Unsure of its ability to successfully roll it out as an independent product, Google must have then decided to force feed Buzz through its Gmail user base of 175 million. Google executives likely reckoned that in a single day Buzz would garner more users than Twitter has been able to in two years after all that celebrity publicity. That really is why Gmail users woke up one day to find their private account details exposed to the public, unannounced and unprepared, because without such default exposure Google executives likely didn’t believe they could deliver a critical user base for Buzz. That’s not “improper testing,” it’s a platform strategy. And the fact that Google reacted quickly to public pressure doesn’t negate the fact that its arrogance was thoroughly exposed. The correction isn’t significant, the exposed intentions are.

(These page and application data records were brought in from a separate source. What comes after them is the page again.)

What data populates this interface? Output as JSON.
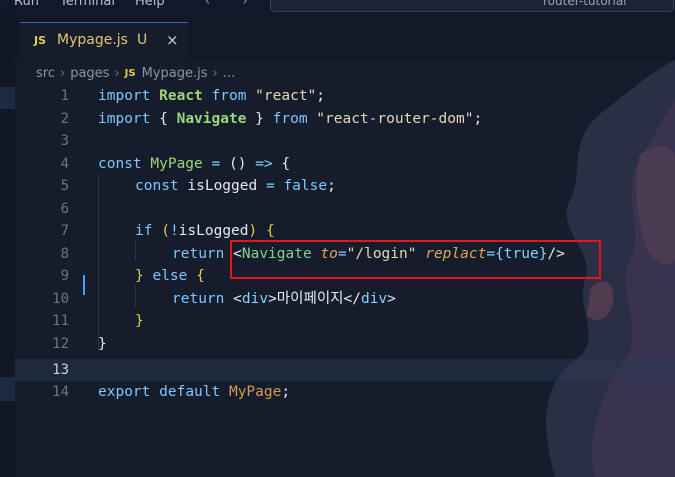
{
  "menubar": {
    "items": [
      "Run",
      "Terminal",
      "Help"
    ],
    "nav": "‹ ›",
    "command_center_text": "router-tutorial"
  },
  "tab": {
    "badge": "JS",
    "name": "Mypage.js",
    "status": "U",
    "close": "×"
  },
  "breadcrumb": {
    "parts": [
      "src",
      "pages",
      "Mypage.js",
      "..."
    ],
    "js_badge": "JS",
    "separator": "›"
  },
  "editor": {
    "current_line": 13,
    "lines": [
      {
        "n": "1"
      },
      {
        "n": "2"
      },
      {
        "n": "3"
      },
      {
        "n": "4"
      },
      {
        "n": "5"
      },
      {
        "n": "6"
      },
      {
        "n": "7"
      },
      {
        "n": "8"
      },
      {
        "n": "9"
      },
      {
        "n": "10"
      },
      {
        "n": "11"
      },
      {
        "n": "12"
      },
      {
        "n": "13"
      },
      {
        "n": "14"
      }
    ],
    "tokens": {
      "l1": [
        "import",
        "React",
        "from",
        "\"react\"",
        ";"
      ],
      "l2": [
        "import",
        "{",
        "Navigate",
        "}",
        "from",
        "\"react-router-dom\"",
        ";"
      ],
      "l4": [
        "const",
        "MyPage",
        "=",
        "()",
        "=>",
        "{"
      ],
      "l5": [
        "const",
        "isLogged",
        "=",
        "false",
        ";"
      ],
      "l7": [
        "if",
        "(",
        "!",
        "isLogged",
        ")",
        "{"
      ],
      "l8": [
        "return",
        "<",
        "Navigate",
        "to",
        "=",
        "\"/login\"",
        "replact",
        "=",
        "{",
        "true",
        "}",
        "/>"
      ],
      "l9": [
        "}",
        "else",
        "{"
      ],
      "l10": [
        "return",
        "<",
        "div",
        ">",
        "마이페이지",
        "</",
        "div",
        ">"
      ],
      "l11": [
        "}"
      ],
      "l12": [
        "}"
      ],
      "l14": [
        "export",
        "default",
        "MyPage",
        ";"
      ]
    }
  },
  "colors": {
    "background": "#151c2c",
    "highlight_box": "#e8141b",
    "cursor": "#4a9df8",
    "keyword": "#7ec6ff",
    "string": "#e9d6b2",
    "component": "#d59b4c"
  }
}
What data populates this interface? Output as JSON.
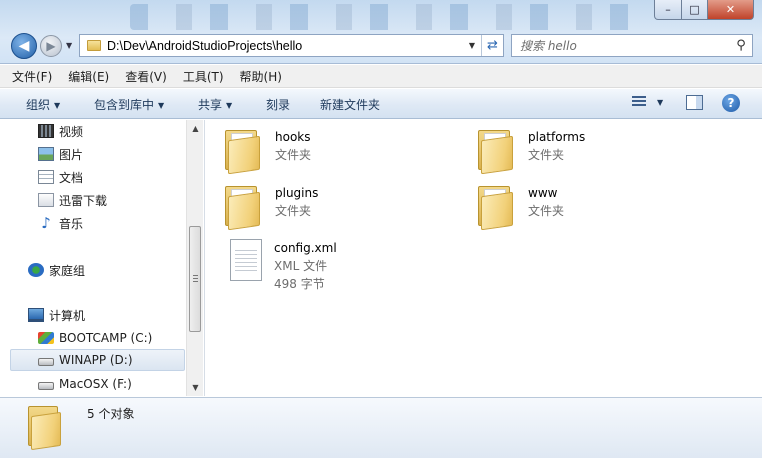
{
  "window": {
    "controls": {
      "minimize": "–",
      "maximize": "□",
      "close": "✕"
    }
  },
  "nav": {
    "back_icon": "back-arrow-icon",
    "back_glyph": "◀",
    "forward_glyph": "▶",
    "address_path": "D:\\Dev\\AndroidStudioProjects\\hello",
    "search_placeholder": "搜索 hello"
  },
  "menu": [
    "文件(F)",
    "编辑(E)",
    "查看(V)",
    "工具(T)",
    "帮助(H)"
  ],
  "commands": {
    "organize": "组织",
    "include_in_library": "包含到库中",
    "share": "共享",
    "burn": "刻录",
    "new_folder": "新建文件夹"
  },
  "sidebar": {
    "libraries": [
      {
        "label": "视频",
        "icon": "video-icon"
      },
      {
        "label": "图片",
        "icon": "picture-icon"
      },
      {
        "label": "文档",
        "icon": "document-icon"
      },
      {
        "label": "迅雷下载",
        "icon": "download-icon"
      },
      {
        "label": "音乐",
        "icon": "music-icon"
      }
    ],
    "homegroup": "家庭组",
    "computer": "计算机",
    "drives": [
      {
        "label": "BOOTCAMP (C:)",
        "icon": "windows-drive-icon",
        "selected": false
      },
      {
        "label": "WINAPP (D:)",
        "icon": "drive-icon",
        "selected": true
      },
      {
        "label": "MacOSX (F:)",
        "icon": "drive-icon",
        "selected": false
      }
    ]
  },
  "files": [
    {
      "name": "hooks",
      "type": "文件夹",
      "icon": "folder-icon"
    },
    {
      "name": "platforms",
      "type": "文件夹",
      "icon": "folder-icon"
    },
    {
      "name": "plugins",
      "type": "文件夹",
      "icon": "folder-icon"
    },
    {
      "name": "www",
      "type": "文件夹",
      "icon": "folder-icon"
    },
    {
      "name": "config.xml",
      "type": "XML 文件",
      "size": "498 字节",
      "icon": "xml-file-icon"
    }
  ],
  "status": {
    "item_count": "5 个对象"
  },
  "colors": {
    "accent": "#1e395b",
    "selection": "#dbe5f1",
    "folder": "#f2d17a"
  }
}
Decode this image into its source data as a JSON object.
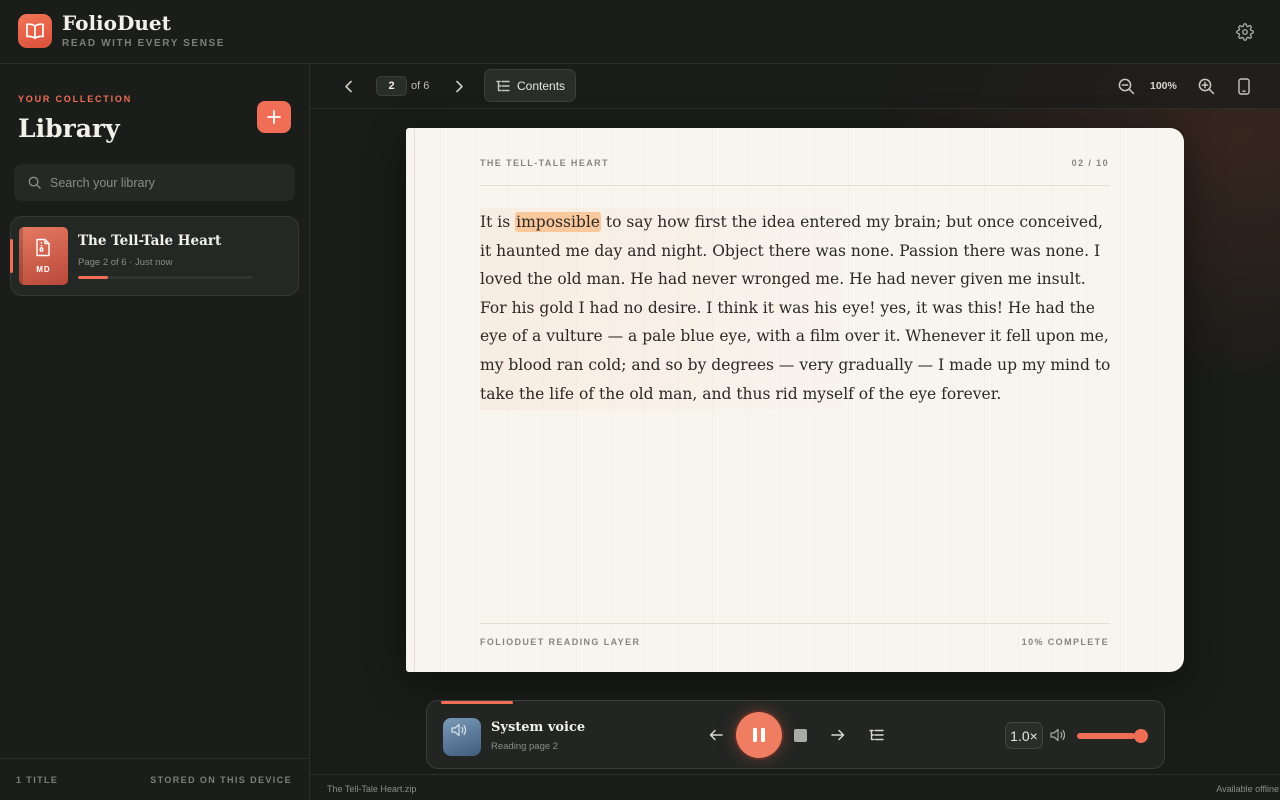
{
  "app": {
    "name": "FolioDuet",
    "tagline": "READ WITH EVERY SENSE"
  },
  "sidebar": {
    "collection_label": "YOUR COLLECTION",
    "heading": "Library",
    "search_placeholder": "Search your library",
    "books": [
      {
        "title": "The Tell-Tale Heart",
        "format": "MD",
        "meta": "Page 2 of 6 · Just now",
        "progress": 0.17
      }
    ],
    "footer_count": "1 TITLE",
    "footer_storage": "STORED ON THIS DEVICE"
  },
  "toolbar": {
    "current_page": "2",
    "page_of": "of 6",
    "contents_label": "Contents",
    "zoom": "100%"
  },
  "page": {
    "running_title": "THE TELL-TALE HEART",
    "page_counter": "02 / 10",
    "text_before": "It is ",
    "highlighted_word": "impossible",
    "text_after": " to say how first the idea entered my brain; but once conceived, it haunted me day and night. Object there was none. Passion there was none. I loved the old man. He had never wronged me. He had never given me insult. For his gold I had no desire. I think it was his eye! yes, it was this! He had the eye of a vulture — a pale blue eye, with a film over it. Whenever it fell upon me, my blood ran cold; and so by degrees — very gradually — I made up my mind to take the life of the old man, and thus rid myself of the eye forever.",
    "footer_left": "FOLIODUET READING LAYER",
    "footer_right": "10% COMPLETE"
  },
  "player": {
    "voice_name": "System voice",
    "voice_status": "Reading page 2",
    "speed": "1.0×",
    "volume": 0.88,
    "playback_progress": 0.1
  },
  "status_bar": {
    "file_name": "The Tell-Tale Heart.zip",
    "availability": "Available offline"
  },
  "colors": {
    "accent": "#ef6e55",
    "highlight": "#f9c89c",
    "paper": "#f8f5ef",
    "background": "#1c1e1c"
  },
  "icons": {
    "logo": "open-book-icon",
    "settings": "gear-icon",
    "add": "plus-icon",
    "search": "search-icon",
    "contents": "list-icon",
    "zoom_out": "zoom-out-icon",
    "zoom_in": "zoom-in-icon",
    "device": "phone-icon",
    "pause": "pause-icon",
    "stop": "stop-icon",
    "volume": "speaker-icon"
  }
}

And those intentions are clearly to become dominant in the world of social networking. But I am interested in participating in social networking only in limited and targeted ways, and consciously avoid most soc-net sites. So Google’s intentions run counter to my intentions. Thus we shall (largely if not completely) part company.It turns out that Fastmail is a fabulous email provider, by the way, and when I’m using my iPhone it’s a relief not to have to deal with Google’s bizarre implementation of IMAP. I think I like this new Google-free (or limited-Google) world.